The U.S. Department of Commerce’s Minority Business Development Agency (MBDA) recently launched its major grant competition for candidates who want to open a business in either the Upper Midwest, Northeast, or West Coast (specifically Southern California) of the United States. Awards range from $225,000 to $355,000 annually, and can only be attained by serious applicants who can submit a solid, viable business proposal focused on such topics as prospective strategic business consulting services to minority firms, increased public and private-sector contracting opportunities and capital investments, as well as viable channels through which the production of new U.S. jobs for unemployed minorities can be achieved. The grant award covers a five-year period, and selected candidates will initially be funded for the first award year with subsequent funding periods subject to their center’s performance and funding availability. Eligible applicants include for-profit entities (sole-proprietorships, partnerships, limited liability companies and corporations), nonprofit organizations, state and local government entities, American Indian Tribes and educational institutions. To apply, download the application from the Announcement of Federal Funding Opportunity (FFO) at www.MBDA.gov. The deadline is May 5, 2011.

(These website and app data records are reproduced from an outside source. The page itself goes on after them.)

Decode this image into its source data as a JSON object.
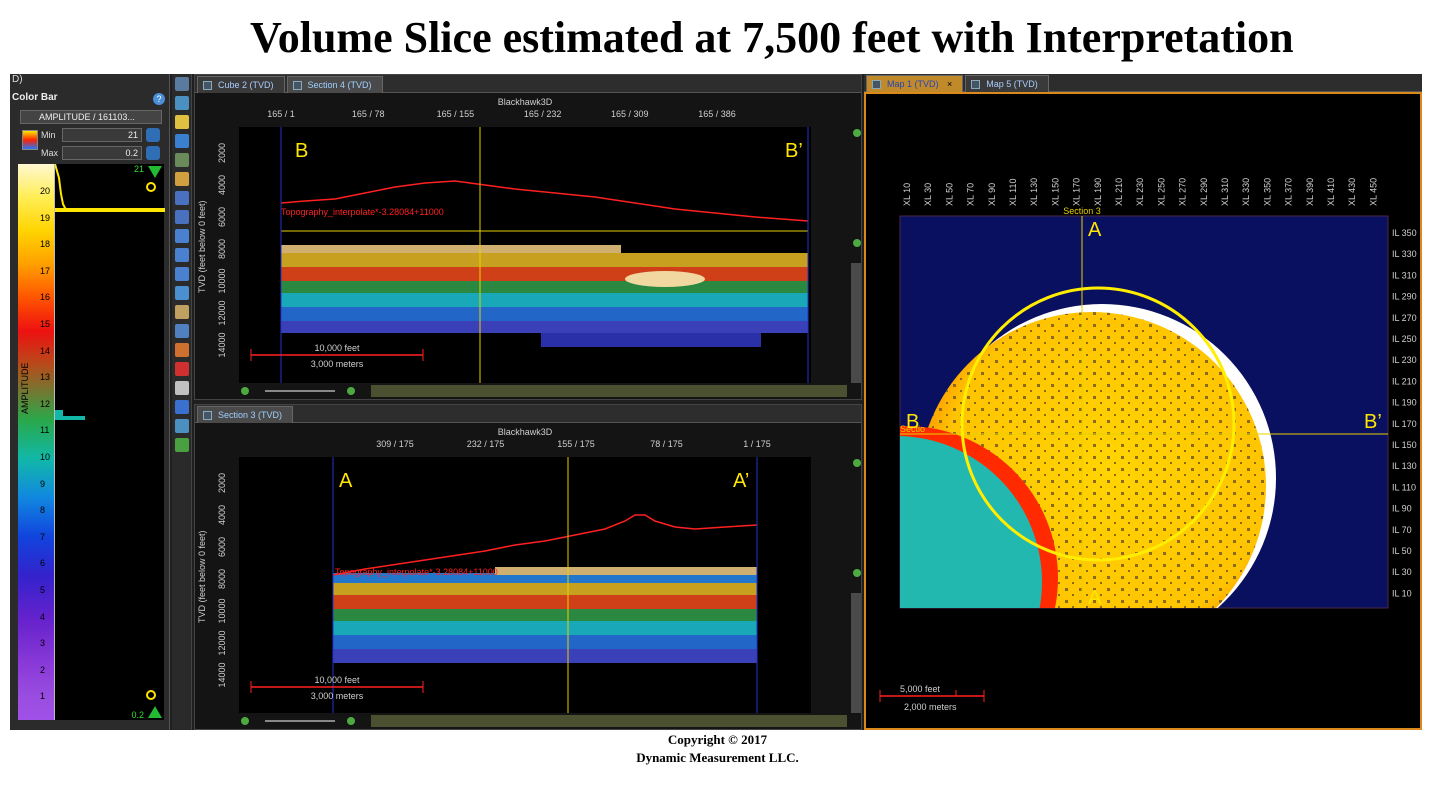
{
  "title": "Volume Slice estimated at 7,500 feet with Interpretation",
  "copyright": {
    "line1": "Copyright  © 2017",
    "line2": "Dynamic Measurement LLC."
  },
  "color_bar": {
    "header": "D)",
    "title": "Color Bar",
    "attribute": "AMPLITUDE / 161103...",
    "min_label": "Min",
    "min_value": "21",
    "max_label": "Max",
    "max_value": "0.2",
    "axis_label": "AMPLITUDE",
    "ticks": [
      "20",
      "19",
      "18",
      "17",
      "16",
      "15",
      "14",
      "13",
      "12",
      "11",
      "10",
      "9",
      "8",
      "7",
      "6",
      "5",
      "4",
      "3",
      "2",
      "1"
    ],
    "top_marker": "21",
    "bottom_marker": "0.2"
  },
  "top_section": {
    "tabs": [
      "Cube 2 (TVD)",
      "Section 4 (TVD)"
    ],
    "survey": "Blackhawk3D",
    "x_ticks": [
      "165 / 1",
      "165 / 78",
      "165 / 155",
      "165 / 232",
      "165 / 309",
      "165 / 386"
    ],
    "y_label": "TVD (feet below 0 feet)",
    "y_ticks": [
      "2000",
      "4000",
      "6000",
      "8000",
      "10000",
      "12000",
      "14000"
    ],
    "left_marker": "B",
    "right_marker": "B’",
    "horizon_label": "Topography_interpolate*-3.28084+11000",
    "scale_feet": "10,000 feet",
    "scale_meters": "3,000 meters"
  },
  "bottom_section": {
    "tabs": [
      "Section 3 (TVD)"
    ],
    "survey": "Blackhawk3D",
    "x_ticks": [
      "309 / 175",
      "232 / 175",
      "155 / 175",
      "78 / 175",
      "1 / 175"
    ],
    "y_label": "TVD (feet below 0 feet)",
    "y_ticks": [
      "2000",
      "4000",
      "6000",
      "8000",
      "10000",
      "12000",
      "14000"
    ],
    "left_marker": "A",
    "right_marker": "A’",
    "horizon_label": "Topography_interpolate*-3.28084+11000",
    "scale_feet": "10,000 feet",
    "scale_meters": "3,000 meters"
  },
  "map": {
    "tabs": [
      "Map 1 (TVD)",
      "Map 5 (TVD)"
    ],
    "xl_ticks": [
      "XL 10",
      "XL 30",
      "XL 50",
      "XL 70",
      "XL 90",
      "XL 110",
      "XL 130",
      "XL 150",
      "XL 170",
      "XL 190",
      "XL 210",
      "XL 230",
      "XL 250",
      "XL 270",
      "XL 290",
      "XL 310",
      "XL 330",
      "XL 350",
      "XL 370",
      "XL 390",
      "XL 410",
      "XL 430",
      "XL 450"
    ],
    "il_ticks": [
      "IL 350",
      "IL 330",
      "IL 310",
      "IL 290",
      "IL 270",
      "IL 250",
      "IL 230",
      "IL 210",
      "IL 190",
      "IL 170",
      "IL 150",
      "IL 130",
      "IL 110",
      "IL 90",
      "IL 70",
      "IL 50",
      "IL 30",
      "IL 10"
    ],
    "section3_label": "Section 3",
    "section4_label": "Sectio",
    "marker_a": "A",
    "marker_a_bottom": "A",
    "marker_b": "B",
    "marker_b_right": "B’",
    "scale_feet": "5,000 feet",
    "scale_meters": "2,000 meters"
  },
  "colors": {
    "marker": "#ffe600",
    "horizon": "#ff2020",
    "map_background": "#0a1060",
    "frame": "#d98a1a"
  }
}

A community prayer vigil was recently held in Detroit for Aretha Franklin. The legendary queen of soul is reported to have undergone surgery last Thursday, which caused her to cancel all concert dates and personal appearances through May. City Councilwoman JoAnn Watson was one of the hundreds in attendance to offer support. Franklin wasn’t at the vigil, but in a statement she thanked the City Council, saying, “all prayers are good.”
Disgruntled New York City resident Jimmy McMillan stole the show at a debate for the state’s gubernatorial candidates as he introduced himself and his self-created political “Rent is Too Damn High” party to the public. “The people I’m here to represent can’t even afford to pay their rent.”
Juan Williams, a longtime NPR news analyst, was fired two days after claiming that Muslims make him “nervous” and “worried” on planes, when asked if the country was facing a “Muslim dilemma” on Fox News’ “The O’Reilly Factor.”
NPR announced that same evening that they were ending Williams’ contract with the company.
LOS ANGELES, Calif. — A top AEG executive referred to Michael Jackson as “a freak” and another called him “creepy” just hours before their company signed the pop icon to a huge concert deal.
The revelation brought an audible gasp in the Los Angeles courtroom at the wrongful death trial Wednesday and left fans crying.
Jackson’s mother and children are suing AEG Live for the negligent hiring, retention or supervision of Dr. Conrad Murray, the physician convicted of involuntary manslaughter in the singer’s death.
LOS ANGELES, Calif. — Every issue in the Michael Jackson wrongful death trial is so disputed that even giving candy to jurors caused an argument.
AEG lawyers gave a bag of peppermint candy to the bailiff to hand out to the jury this week. Even Katherine Jackson — the pop icon’s mother — enjoyed the treat.
But Jackson’s lawyer raised an objection Tuesday afternoon, suggesting jurors might be influenced if they realized the source of the sweets.